Bernhard's book Press and Politics in Weimar Germany (Oxford, 2009) explores press influence on voters and the interaction between press and political decision-makers through a study of the Berlin press in the Weimar Republic.

His second book, Max Pechstein. The Rise and Fall of German Expressionism (Berlin/New York, 2012) is a joint project with his wife Aya Soika, and the first scholarly biography of one of the most significant pioneers of German Expresssionism. By tracing how Pechstein became one of the most prominent artists of his generation, the book asks for the conditions of artistic success, and how and why these changed over time. His current research project engages with the emergence, diffusion and impact of opinion polling, as a transnational phenomenon. Finally, he is very interested in the issue of current media representations of history, and in the use of historical references in contemporary political debates. He is the founder and one of the convenors of the ‘Public and Popular History Seminar’ at Cambridge, which brings together film makers, journalists, museum curators, and other non-academic practitioners of history to explore the practices and characteristics of public history in the contemporary world.

He did his undergraduate degree at Jesus College, Oxford, where he took his BA in Modern History in 1998, winning the University’s Gibbs Prize for best performance in Final Honours.
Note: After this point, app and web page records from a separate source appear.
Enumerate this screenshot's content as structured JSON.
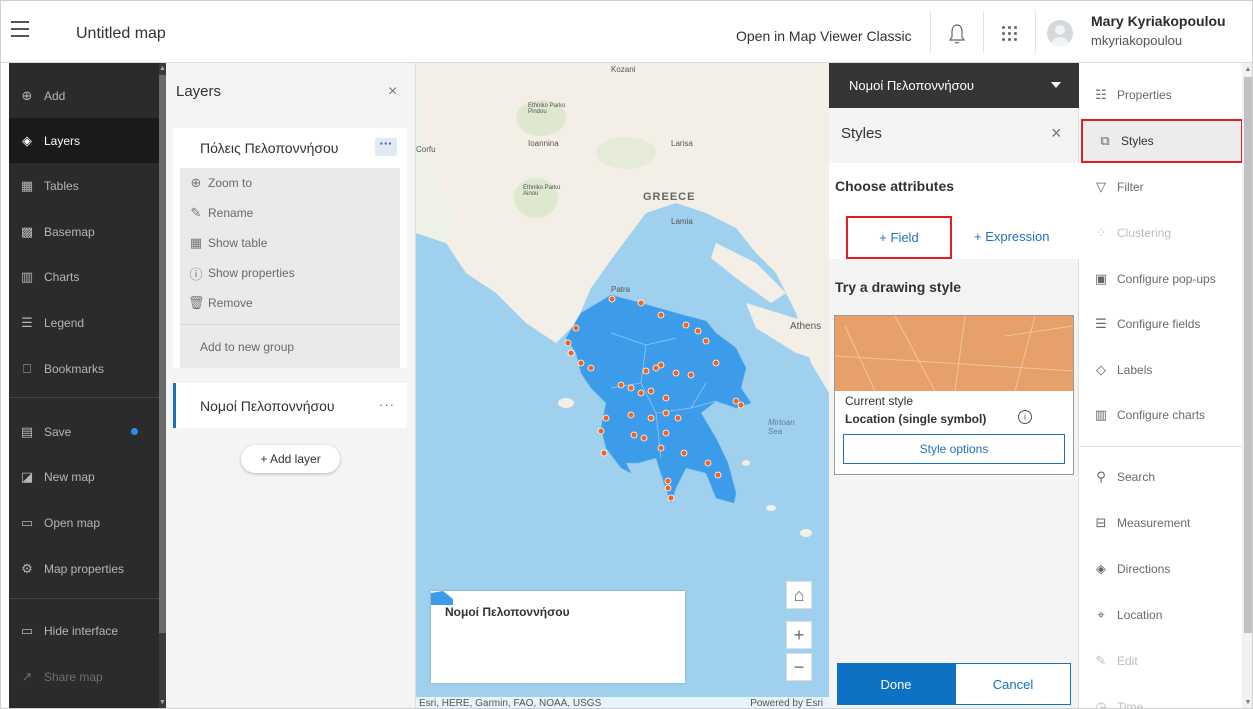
{
  "header": {
    "title": "Untitled map",
    "classic_link": "Open in Map Viewer Classic",
    "user_name": "Mary Kyriakopoulou",
    "user_id": "mkyriakopoulou"
  },
  "leftnav": {
    "items": [
      {
        "label": "Add",
        "icon": "plus-circle-icon"
      },
      {
        "label": "Layers",
        "icon": "layers-icon"
      },
      {
        "label": "Tables",
        "icon": "table-icon"
      },
      {
        "label": "Basemap",
        "icon": "basemap-icon"
      },
      {
        "label": "Charts",
        "icon": "chart-icon"
      },
      {
        "label": "Legend",
        "icon": "legend-icon"
      },
      {
        "label": "Bookmarks",
        "icon": "bookmark-icon"
      },
      {
        "label": "Save",
        "icon": "save-icon"
      },
      {
        "label": "New map",
        "icon": "new-map-icon"
      },
      {
        "label": "Open map",
        "icon": "folder-icon"
      },
      {
        "label": "Map properties",
        "icon": "gear-icon"
      },
      {
        "label": "Hide interface",
        "icon": "monitor-icon"
      },
      {
        "label": "Share map",
        "icon": "share-icon"
      }
    ]
  },
  "layers_panel": {
    "title": "Layers",
    "layer1": {
      "name": "Πόλεις Πελοποννήσου",
      "menu": [
        {
          "label": "Zoom to",
          "icon": "zoom-icon"
        },
        {
          "label": "Rename",
          "icon": "pencil-icon"
        },
        {
          "label": "Show table",
          "icon": "table-icon"
        },
        {
          "label": "Show properties",
          "icon": "info-icon"
        },
        {
          "label": "Remove",
          "icon": "trash-icon"
        }
      ],
      "group": "Add to new group"
    },
    "layer2": {
      "name": "Νομοί Πελοποννήσου"
    },
    "add_layer": "+ Add layer"
  },
  "map": {
    "labels": [
      "Kozani",
      "Ethniko Parko Pindou",
      "Ioannina",
      "Larisa",
      "Corfu",
      "GREECE",
      "Ethniko Parko Ainou",
      "Lamia",
      "Patra",
      "Athens",
      "Mirtoan Sea"
    ],
    "legend_title": "Νομοί Πελοποννήσου",
    "attribution": "Esri, HERE, Garmin, FAO, NOAA, USGS",
    "powered_by": "Powered by Esri",
    "colors": {
      "water": "#9fd1ee",
      "land": "#f4efe6",
      "polygon": "#3d9cea",
      "point": "#f26322"
    }
  },
  "styles_panel": {
    "layer_dropdown": "Νομοί Πελοποννήσου",
    "title": "Styles",
    "choose_attributes": "Choose attributes",
    "field_button": "+  Field",
    "expression_button": "+  Expression",
    "try_drawing": "Try a drawing style",
    "current_style": "Current style",
    "location_style": "Location (single symbol)",
    "style_options": "Style options",
    "done": "Done",
    "cancel": "Cancel"
  },
  "tools": {
    "items": [
      {
        "label": "Properties",
        "icon": "sliders-icon"
      },
      {
        "label": "Styles",
        "icon": "styles-icon"
      },
      {
        "label": "Filter",
        "icon": "filter-icon"
      },
      {
        "label": "Clustering",
        "icon": "clustering-icon"
      },
      {
        "label": "Configure pop-ups",
        "icon": "popup-icon"
      },
      {
        "label": "Configure fields",
        "icon": "fields-icon"
      },
      {
        "label": "Labels",
        "icon": "label-icon"
      },
      {
        "label": "Configure charts",
        "icon": "configure-chart-icon"
      },
      {
        "label": "Search",
        "icon": "search-icon"
      },
      {
        "label": "Measurement",
        "icon": "ruler-icon"
      },
      {
        "label": "Directions",
        "icon": "directions-icon"
      },
      {
        "label": "Location",
        "icon": "location-icon"
      },
      {
        "label": "Edit",
        "icon": "edit-icon"
      },
      {
        "label": "Time",
        "icon": "clock-icon"
      }
    ]
  }
}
He then went to Cambridge to do an M.Phil. in Historical Studies, and completed his PhD in 2002. Until 2007, he held a Research Fellowship at Gonville and Caius College, Cambridge. Since October 2007, he has been College Lecturer and Director of Studies in History at Sidney Sussex College.
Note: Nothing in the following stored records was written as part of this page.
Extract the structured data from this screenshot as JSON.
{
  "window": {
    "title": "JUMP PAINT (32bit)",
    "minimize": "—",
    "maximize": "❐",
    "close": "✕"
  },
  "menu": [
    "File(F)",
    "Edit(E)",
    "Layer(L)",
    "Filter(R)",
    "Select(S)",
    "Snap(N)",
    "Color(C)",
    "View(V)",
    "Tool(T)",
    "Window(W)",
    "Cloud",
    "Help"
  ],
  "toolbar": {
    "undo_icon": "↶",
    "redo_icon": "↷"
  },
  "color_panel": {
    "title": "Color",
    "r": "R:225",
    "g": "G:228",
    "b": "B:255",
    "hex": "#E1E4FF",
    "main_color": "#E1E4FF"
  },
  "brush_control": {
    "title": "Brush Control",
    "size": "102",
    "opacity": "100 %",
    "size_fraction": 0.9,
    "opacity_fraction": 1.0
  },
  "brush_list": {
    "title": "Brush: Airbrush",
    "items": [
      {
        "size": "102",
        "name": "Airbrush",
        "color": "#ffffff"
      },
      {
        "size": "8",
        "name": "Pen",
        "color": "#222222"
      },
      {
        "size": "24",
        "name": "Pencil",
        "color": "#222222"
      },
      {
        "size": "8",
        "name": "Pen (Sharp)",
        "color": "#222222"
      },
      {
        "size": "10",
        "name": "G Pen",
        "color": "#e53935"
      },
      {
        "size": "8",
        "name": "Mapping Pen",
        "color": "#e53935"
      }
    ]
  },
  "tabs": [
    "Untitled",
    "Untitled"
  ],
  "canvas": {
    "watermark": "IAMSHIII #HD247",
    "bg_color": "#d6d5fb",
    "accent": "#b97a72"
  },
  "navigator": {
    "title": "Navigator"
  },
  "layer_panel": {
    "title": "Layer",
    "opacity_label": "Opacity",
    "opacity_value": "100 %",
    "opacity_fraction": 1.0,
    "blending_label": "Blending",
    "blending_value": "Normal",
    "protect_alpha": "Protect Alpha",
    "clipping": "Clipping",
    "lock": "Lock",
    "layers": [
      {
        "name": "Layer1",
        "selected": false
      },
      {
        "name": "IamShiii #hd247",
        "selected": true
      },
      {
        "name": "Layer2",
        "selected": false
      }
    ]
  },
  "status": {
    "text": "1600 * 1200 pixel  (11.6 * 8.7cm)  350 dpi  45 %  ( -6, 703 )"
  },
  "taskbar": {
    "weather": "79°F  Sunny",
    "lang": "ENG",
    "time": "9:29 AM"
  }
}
Publications, Links, and Resources


Press and Politics in the Weimar Republic (Oxford, Oxford University Press, 2009)

Max Pechstein. The Rise and Fall of German Expressionism (New York, De Gruyter, 2012) (with Aya Soika)
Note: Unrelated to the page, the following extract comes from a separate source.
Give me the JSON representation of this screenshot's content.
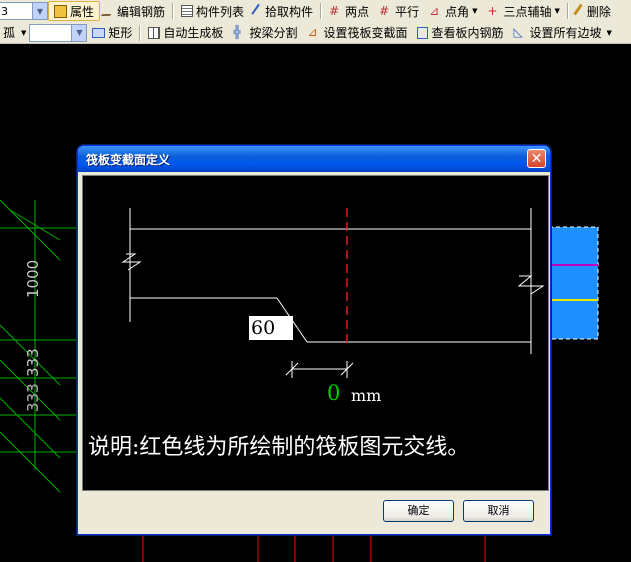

Articles and chapters in edited volumes

- 'Lloyd George and the Weimar Republic', in:Manfred Goertemaker (ed.), Britain and Germany in the Twentieth Century (Oxford, Berg Publishers, 2005), 31-52.
- 'Industries of sensationalism: German tabloids in the interwar period', in: Corey Ross / Karl-Christian Fuehrer (eds.), Mass Media, Culture and Society in Twentieth-Century Germany (Manchester, Manchester University Press, 2006), 183-203.
- 'Die Politik der "Unpolitischen": Die Boulevard- und Massenpresse in den zwanziger und dreissiger Jahren', in: Frank Boesch / Norbert Frei (eds.), Medialisierung und Demokratie im 20. Jahrhundert (Goettingen, Wallstein, 2006), 32-5.
- 'Die vielen Gesichter des Hans Schweitzer. Politische Karikaturen als historische Quelle', in: Gerhard Paul (ed.), Visual History. Die Historiker und die Bilder. Ein Studienbuch (Goettingen, Vandenhoeck & Ruprecht, 2006), 206-224.
- ‘ “Nationalversammlung”. Plakatwerbung für die Republik’, in: Gerhard Paul (ed.), Bilderatlas des 20. und beginnenden 21. Jahrhunderts (Göttingen, Vandenhoeck & Ruprecht, 2009), 226-35.
- ‘Medialisierung der Politik: Adolf Hitler als Medienphänomen’, in: Christoph Classen / Klaus Arnold / Hans-Ulrich Wagner / Susanne Kinnebrock / Edgar Lersch (eds.) Von der Politisierung der Medien zur Medialisierung des Politischen? Zum Verhältnis von Medien und Politik im 20. Jahrhundert (Leipzig, Leipziger Universitätsverlag, 2010), 141-59.
- ‘Max Pechstein 1881-1955. Lebensdaten’ , in: Peter Thurmann, Aya Soika, Andrea Madesta (eds), Max Pechstein. Ein Expressionist aus Leidenschaft - Retrospektive (Munich, Hirmer, 2010), 276-333.
-‘The Market Place of Political Opinions: Public Opinion Polling and its its Publics in Transnational Perspective, 1930-1950’, in: Comparativ. Zeitschrift für Globalgeschichte und vergleichende Gesellschaftsforschung 21 (2011) 4, 13-28.